# Input records:
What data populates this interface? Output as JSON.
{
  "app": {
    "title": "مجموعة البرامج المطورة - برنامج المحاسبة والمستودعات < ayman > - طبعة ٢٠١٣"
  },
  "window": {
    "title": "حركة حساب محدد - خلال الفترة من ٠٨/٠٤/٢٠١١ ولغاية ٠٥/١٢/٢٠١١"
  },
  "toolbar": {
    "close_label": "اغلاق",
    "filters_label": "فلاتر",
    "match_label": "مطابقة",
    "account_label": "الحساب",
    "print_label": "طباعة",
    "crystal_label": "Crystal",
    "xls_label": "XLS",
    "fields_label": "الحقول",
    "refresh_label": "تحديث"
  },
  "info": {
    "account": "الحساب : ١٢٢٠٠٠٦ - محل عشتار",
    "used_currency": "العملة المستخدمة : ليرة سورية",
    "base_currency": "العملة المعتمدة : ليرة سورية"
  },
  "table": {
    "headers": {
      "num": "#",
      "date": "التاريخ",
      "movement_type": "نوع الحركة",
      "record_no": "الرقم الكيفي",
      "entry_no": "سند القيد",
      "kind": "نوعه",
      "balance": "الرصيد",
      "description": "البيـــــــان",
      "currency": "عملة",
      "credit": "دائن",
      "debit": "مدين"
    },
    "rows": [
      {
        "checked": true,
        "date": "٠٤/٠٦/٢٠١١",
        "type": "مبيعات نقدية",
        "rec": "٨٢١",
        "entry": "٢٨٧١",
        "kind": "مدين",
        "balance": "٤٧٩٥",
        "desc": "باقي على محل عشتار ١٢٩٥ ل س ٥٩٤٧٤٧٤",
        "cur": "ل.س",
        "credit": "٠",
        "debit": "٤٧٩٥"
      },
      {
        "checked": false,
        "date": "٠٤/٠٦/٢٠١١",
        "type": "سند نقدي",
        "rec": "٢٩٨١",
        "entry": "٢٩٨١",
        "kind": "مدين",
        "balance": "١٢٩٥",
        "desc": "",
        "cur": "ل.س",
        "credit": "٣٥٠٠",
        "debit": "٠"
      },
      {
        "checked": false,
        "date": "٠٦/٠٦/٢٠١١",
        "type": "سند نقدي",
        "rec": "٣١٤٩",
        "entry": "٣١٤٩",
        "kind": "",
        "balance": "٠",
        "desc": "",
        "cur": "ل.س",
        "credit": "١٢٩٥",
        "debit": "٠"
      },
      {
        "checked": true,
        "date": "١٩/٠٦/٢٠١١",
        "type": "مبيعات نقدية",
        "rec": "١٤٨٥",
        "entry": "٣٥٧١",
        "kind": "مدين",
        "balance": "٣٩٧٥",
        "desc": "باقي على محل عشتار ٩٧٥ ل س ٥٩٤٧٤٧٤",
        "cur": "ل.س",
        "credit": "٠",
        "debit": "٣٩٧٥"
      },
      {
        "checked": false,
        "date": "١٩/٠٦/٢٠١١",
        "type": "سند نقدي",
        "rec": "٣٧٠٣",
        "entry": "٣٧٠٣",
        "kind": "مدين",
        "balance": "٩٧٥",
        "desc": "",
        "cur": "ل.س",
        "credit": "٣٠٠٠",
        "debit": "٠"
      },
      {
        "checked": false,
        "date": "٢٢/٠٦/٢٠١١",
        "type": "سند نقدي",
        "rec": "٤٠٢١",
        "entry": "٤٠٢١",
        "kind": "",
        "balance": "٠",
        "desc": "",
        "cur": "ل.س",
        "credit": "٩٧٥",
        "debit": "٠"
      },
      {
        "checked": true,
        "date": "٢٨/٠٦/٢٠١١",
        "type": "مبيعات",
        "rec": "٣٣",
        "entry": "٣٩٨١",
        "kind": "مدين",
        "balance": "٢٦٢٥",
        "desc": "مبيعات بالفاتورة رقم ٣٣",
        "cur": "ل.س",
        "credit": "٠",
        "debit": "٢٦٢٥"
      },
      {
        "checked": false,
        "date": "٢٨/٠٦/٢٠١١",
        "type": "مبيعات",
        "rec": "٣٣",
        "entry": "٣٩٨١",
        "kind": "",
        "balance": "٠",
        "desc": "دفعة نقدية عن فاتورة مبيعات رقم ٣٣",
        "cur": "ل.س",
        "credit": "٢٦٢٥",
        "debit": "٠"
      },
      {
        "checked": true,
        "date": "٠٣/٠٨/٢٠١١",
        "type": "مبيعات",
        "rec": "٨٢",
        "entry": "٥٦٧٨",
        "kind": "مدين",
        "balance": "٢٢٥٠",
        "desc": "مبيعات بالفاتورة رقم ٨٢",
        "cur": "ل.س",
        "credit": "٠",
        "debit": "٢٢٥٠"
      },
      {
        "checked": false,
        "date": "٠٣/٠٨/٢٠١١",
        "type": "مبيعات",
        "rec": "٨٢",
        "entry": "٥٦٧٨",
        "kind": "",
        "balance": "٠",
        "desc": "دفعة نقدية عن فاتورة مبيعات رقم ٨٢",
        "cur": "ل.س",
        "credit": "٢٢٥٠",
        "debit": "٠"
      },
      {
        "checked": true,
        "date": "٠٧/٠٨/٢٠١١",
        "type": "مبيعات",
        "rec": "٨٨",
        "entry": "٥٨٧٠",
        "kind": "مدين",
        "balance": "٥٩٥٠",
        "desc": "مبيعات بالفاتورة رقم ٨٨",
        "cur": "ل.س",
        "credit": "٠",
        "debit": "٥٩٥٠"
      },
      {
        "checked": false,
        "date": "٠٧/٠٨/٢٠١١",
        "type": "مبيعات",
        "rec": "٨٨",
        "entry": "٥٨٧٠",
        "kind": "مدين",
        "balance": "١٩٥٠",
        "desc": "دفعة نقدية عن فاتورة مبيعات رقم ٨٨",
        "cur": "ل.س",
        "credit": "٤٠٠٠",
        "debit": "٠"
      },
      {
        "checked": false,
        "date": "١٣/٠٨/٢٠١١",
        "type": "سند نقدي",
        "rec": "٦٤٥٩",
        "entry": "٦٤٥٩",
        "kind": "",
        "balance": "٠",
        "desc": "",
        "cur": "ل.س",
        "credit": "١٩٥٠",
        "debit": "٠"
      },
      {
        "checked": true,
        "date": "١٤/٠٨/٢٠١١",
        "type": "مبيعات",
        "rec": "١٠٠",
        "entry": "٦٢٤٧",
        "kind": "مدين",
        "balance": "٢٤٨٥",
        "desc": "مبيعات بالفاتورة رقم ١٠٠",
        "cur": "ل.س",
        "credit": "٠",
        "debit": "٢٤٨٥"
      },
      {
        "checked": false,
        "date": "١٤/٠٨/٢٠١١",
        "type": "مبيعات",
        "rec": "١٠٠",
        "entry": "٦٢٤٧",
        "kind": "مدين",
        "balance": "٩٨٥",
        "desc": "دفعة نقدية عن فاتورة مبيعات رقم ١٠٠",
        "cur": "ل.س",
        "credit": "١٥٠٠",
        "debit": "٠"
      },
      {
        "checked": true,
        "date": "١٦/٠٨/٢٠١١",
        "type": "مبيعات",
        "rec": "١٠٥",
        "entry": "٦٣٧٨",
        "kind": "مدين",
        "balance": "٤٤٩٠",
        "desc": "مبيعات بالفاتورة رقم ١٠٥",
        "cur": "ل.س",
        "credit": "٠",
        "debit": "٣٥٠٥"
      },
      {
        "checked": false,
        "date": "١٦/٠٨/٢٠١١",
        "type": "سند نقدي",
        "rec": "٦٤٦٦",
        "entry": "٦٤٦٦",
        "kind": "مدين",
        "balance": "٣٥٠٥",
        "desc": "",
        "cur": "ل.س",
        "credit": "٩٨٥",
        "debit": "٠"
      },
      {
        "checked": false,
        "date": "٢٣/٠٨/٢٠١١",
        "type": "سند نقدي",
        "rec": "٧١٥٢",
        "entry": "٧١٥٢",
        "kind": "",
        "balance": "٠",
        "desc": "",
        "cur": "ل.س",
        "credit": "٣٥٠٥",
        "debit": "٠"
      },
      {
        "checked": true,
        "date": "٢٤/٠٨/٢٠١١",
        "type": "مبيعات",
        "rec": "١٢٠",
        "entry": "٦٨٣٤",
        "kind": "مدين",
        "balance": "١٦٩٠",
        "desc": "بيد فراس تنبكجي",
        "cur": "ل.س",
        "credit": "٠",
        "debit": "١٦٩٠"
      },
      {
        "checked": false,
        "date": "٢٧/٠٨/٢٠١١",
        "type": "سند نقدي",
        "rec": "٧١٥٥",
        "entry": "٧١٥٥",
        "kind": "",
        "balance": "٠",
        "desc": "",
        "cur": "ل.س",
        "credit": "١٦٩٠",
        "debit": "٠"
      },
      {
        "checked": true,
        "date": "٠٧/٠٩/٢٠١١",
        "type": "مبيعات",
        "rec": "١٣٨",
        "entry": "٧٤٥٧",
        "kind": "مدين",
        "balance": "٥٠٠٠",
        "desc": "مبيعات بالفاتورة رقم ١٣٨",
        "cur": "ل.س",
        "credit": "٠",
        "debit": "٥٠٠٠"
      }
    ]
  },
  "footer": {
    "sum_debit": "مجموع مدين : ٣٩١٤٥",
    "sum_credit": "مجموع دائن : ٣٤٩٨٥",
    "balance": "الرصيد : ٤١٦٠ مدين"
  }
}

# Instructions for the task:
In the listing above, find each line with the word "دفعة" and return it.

# Your solution:
        "desc": "دفعة نقدية عن فاتورة مبيعات رقم ٣٣",
        "desc": "دفعة نقدية عن فاتورة مبيعات رقم ٨٢",
        "desc": "دفعة نقدية عن فاتورة مبيعات رقم ٨٨",
        "desc": "دفعة نقدية عن فاتورة مبيعات رقم ١٠٠",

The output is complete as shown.